Segment Start: SOURCE DATA

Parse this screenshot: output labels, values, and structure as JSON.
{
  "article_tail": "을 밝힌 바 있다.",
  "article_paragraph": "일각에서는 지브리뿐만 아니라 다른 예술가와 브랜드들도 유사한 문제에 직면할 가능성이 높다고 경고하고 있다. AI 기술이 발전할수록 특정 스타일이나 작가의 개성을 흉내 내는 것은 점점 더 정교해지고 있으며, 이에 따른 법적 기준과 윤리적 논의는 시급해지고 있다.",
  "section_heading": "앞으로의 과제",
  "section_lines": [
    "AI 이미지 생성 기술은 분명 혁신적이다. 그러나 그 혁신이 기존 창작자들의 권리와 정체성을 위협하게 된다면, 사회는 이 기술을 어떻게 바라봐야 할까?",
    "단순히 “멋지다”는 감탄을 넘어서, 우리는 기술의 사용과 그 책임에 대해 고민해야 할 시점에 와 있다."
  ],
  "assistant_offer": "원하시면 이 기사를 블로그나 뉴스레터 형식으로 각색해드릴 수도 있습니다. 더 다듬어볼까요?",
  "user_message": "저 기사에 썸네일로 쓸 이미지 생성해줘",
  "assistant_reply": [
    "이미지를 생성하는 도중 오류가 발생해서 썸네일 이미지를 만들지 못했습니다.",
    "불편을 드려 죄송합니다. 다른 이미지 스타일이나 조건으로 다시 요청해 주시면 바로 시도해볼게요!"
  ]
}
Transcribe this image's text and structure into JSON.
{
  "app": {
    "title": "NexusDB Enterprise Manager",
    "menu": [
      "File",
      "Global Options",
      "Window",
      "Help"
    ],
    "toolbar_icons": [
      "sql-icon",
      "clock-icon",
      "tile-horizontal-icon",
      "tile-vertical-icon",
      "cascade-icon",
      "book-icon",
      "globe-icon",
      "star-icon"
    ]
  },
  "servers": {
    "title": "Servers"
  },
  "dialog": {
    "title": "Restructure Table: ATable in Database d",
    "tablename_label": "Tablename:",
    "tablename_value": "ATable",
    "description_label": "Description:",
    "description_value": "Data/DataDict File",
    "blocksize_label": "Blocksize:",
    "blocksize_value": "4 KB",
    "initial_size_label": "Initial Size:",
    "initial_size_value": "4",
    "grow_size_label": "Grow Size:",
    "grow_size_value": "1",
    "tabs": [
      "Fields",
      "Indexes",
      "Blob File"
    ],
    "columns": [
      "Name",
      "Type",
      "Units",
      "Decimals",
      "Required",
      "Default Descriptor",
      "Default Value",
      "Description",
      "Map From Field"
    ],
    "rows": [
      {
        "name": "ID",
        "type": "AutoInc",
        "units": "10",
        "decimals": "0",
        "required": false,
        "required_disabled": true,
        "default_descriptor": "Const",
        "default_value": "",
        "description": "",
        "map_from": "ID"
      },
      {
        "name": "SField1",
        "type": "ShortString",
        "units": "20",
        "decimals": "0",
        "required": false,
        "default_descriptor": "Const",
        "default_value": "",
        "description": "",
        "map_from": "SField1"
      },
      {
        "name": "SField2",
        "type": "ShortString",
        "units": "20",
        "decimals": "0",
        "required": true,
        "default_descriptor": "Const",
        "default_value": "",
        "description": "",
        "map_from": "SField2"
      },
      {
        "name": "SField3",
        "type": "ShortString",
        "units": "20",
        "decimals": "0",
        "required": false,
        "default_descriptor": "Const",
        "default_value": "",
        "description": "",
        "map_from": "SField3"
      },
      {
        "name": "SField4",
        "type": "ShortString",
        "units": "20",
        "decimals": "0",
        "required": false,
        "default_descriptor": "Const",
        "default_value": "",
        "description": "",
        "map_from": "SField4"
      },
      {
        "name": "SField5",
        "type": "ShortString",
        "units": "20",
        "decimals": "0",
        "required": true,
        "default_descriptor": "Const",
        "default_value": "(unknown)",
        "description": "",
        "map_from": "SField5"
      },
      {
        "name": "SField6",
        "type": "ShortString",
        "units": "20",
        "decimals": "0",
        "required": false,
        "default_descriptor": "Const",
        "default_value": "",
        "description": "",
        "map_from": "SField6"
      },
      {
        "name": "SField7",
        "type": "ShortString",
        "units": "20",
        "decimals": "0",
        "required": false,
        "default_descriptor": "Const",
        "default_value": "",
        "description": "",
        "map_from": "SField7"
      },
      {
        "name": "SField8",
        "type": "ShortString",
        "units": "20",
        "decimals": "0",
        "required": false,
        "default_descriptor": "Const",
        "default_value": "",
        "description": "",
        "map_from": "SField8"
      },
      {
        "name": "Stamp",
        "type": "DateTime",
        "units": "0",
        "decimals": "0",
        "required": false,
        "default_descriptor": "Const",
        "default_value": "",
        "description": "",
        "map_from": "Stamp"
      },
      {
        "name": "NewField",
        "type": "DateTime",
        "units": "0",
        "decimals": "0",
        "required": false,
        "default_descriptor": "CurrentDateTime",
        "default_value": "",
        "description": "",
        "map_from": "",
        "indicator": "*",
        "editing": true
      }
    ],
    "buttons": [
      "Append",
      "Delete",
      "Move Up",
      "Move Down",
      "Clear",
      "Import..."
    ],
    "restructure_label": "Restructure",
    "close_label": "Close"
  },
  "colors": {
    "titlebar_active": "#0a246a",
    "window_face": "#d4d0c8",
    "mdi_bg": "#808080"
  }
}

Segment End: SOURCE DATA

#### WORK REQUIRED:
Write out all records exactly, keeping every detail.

#### EXPECTED OUTPUT:
Parse this screenshot: output labels, values, and structure as JSON.
{
  "article_tail": "을 밝힌 바 있다.",
  "article_paragraph": "일각에서는 지브리뿐만 아니라 다른 예술가와 브랜드들도 유사한 문제에 직면할 가능성이 높다고 경고하고 있다. AI 기술이 발전할수록 특정 스타일이나 작가의 개성을 흉내 내는 것은 점점 더 정교해지고 있으며, 이에 따른 법적 기준과 윤리적 논의는 시급해지고 있다.",
  "section_heading": "앞으로의 과제",
  "section_lines": [
    "AI 이미지 생성 기술은 분명 혁신적이다. 그러나 그 혁신이 기존 창작자들의 권리와 정체성을 위협하게 된다면, 사회는 이 기술을 어떻게 바라봐야 할까?",
    "단순히 “멋지다”는 감탄을 넘어서, 우리는 기술의 사용과 그 책임에 대해 고민해야 할 시점에 와 있다."
  ],
  "assistant_offer": "원하시면 이 기사를 블로그나 뉴스레터 형식으로 각색해드릴 수도 있습니다. 더 다듬어볼까요?",
  "user_message": "저 기사에 썸네일로 쓸 이미지 생성해줘",
  "assistant_reply": [
    "이미지를 생성하는 도중 오류가 발생해서 썸네일 이미지를 만들지 못했습니다.",
    "불편을 드려 죄송합니다. 다른 이미지 스타일이나 조건으로 다시 요청해 주시면 바로 시도해볼게요!"
  ]
}
Transcribe this image's text and structure into JSON.
{
  "app": {
    "title": "NexusDB Enterprise Manager",
    "menu": [
      "File",
      "Global Options",
      "Window",
      "Help"
    ],
    "toolbar_icons": [
      "sql-icon",
      "clock-icon",
      "tile-horizontal-icon",
      "tile-vertical-icon",
      "cascade-icon",
      "book-icon",
      "globe-icon",
      "star-icon"
    ]
  },
  "servers": {
    "title": "Servers"
  },
  "dialog": {
    "title": "Restructure Table: ATable in Database d",
    "tablename_label": "Tablename:",
    "tablename_value": "ATable",
    "description_label": "Description:",
    "description_value": "Data/DataDict File",
    "blocksize_label": "Blocksize:",
    "blocksize_value": "4 KB",
    "initial_size_label": "Initial Size:",
    "initial_size_value": "4",
    "grow_size_label": "Grow Size:",
    "grow_size_value": "1",
    "tabs": [
      "Fields",
      "Indexes",
      "Blob File"
    ],
    "columns": [
      "Name",
      "Type",
      "Units",
      "Decimals",
      "Required",
      "Default Descriptor",
      "Default Value",
      "Description",
      "Map From Field"
    ],
    "rows": [
      {
        "name": "ID",
        "type": "AutoInc",
        "units": "10",
        "decimals": "0",
        "required": false,
        "required_disabled": true,
        "default_descriptor": "Const",
        "default_value": "",
        "description": "",
        "map_from": "ID"
      },
      {
        "name": "SField1",
        "type": "ShortString",
        "units": "20",
        "decimals": "0",
        "required": false,
        "default_descriptor": "Const",
        "default_value": "",
        "description": "",
        "map_from": "SField1"
      },
      {
        "name": "SField2",
        "type": "ShortString",
        "units": "20",
        "decimals": "0",
        "required": true,
        "default_descriptor": "Const",
        "default_value": "",
        "description": "",
        "map_from": "SField2"
      },
      {
        "name": "SField3",
        "type": "ShortString",
        "units": "20",
        "decimals": "0",
        "required": false,
        "default_descriptor": "Const",
        "default_value": "",
        "description": "",
        "map_from": "SField3"
      },
      {
        "name": "SField4",
        "type": "ShortString",
        "units": "20",
        "decimals": "0",
        "required": false,
        "default_descriptor": "Const",
        "default_value": "",
        "description": "",
        "map_from": "SField4"
      },
      {
        "name": "SField5",
        "type": "ShortString",
        "units": "20",
        "decimals": "0",
        "required": true,
        "default_descriptor": "Const",
        "default_value": "(unknown)",
        "description": "",
        "map_from": "SField5"
      },
      {
        "name": "SField6",
        "type": "ShortString",
        "units": "20",
        "decimals": "0",
        "required": false,
        "default_descriptor": "Const",
        "default_value": "",
        "description": "",
        "map_from": "SField6"
      },
      {
        "name": "SField7",
        "type": "ShortString",
        "units": "20",
        "decimals": "0",
        "required": false,
        "default_descriptor": "Const",
        "default_value": "",
        "description": "",
        "map_from": "SField7"
      },
      {
        "name": "SField8",
        "type": "ShortString",
        "units": "20",
        "decimals": "0",
        "required": false,
        "default_descriptor": "Const",
        "default_value": "",
        "description": "",
        "map_from": "SField8"
      },
      {
        "name": "Stamp",
        "type": "DateTime",
        "units": "0",
        "decimals": "0",
        "required": false,
        "default_descriptor": "Const",
        "default_value": "",
        "description": "",
        "map_from": "Stamp"
      },
      {
        "name": "NewField",
        "type": "DateTime",
        "units": "0",
        "decimals": "0",
        "required": false,
        "default_descriptor": "CurrentDateTime",
        "default_value": "",
        "description": "",
        "map_from": "",
        "indicator": "*",
        "editing": true
      }
    ],
    "buttons": [
      "Append",
      "Delete",
      "Move Up",
      "Move Down",
      "Clear",
      "Import..."
    ],
    "restructure_label": "Restructure",
    "close_label": "Close"
  },
  "colors": {
    "titlebar_active": "#0a246a",
    "window_face": "#d4d0c8",
    "mdi_bg": "#808080"
  }
}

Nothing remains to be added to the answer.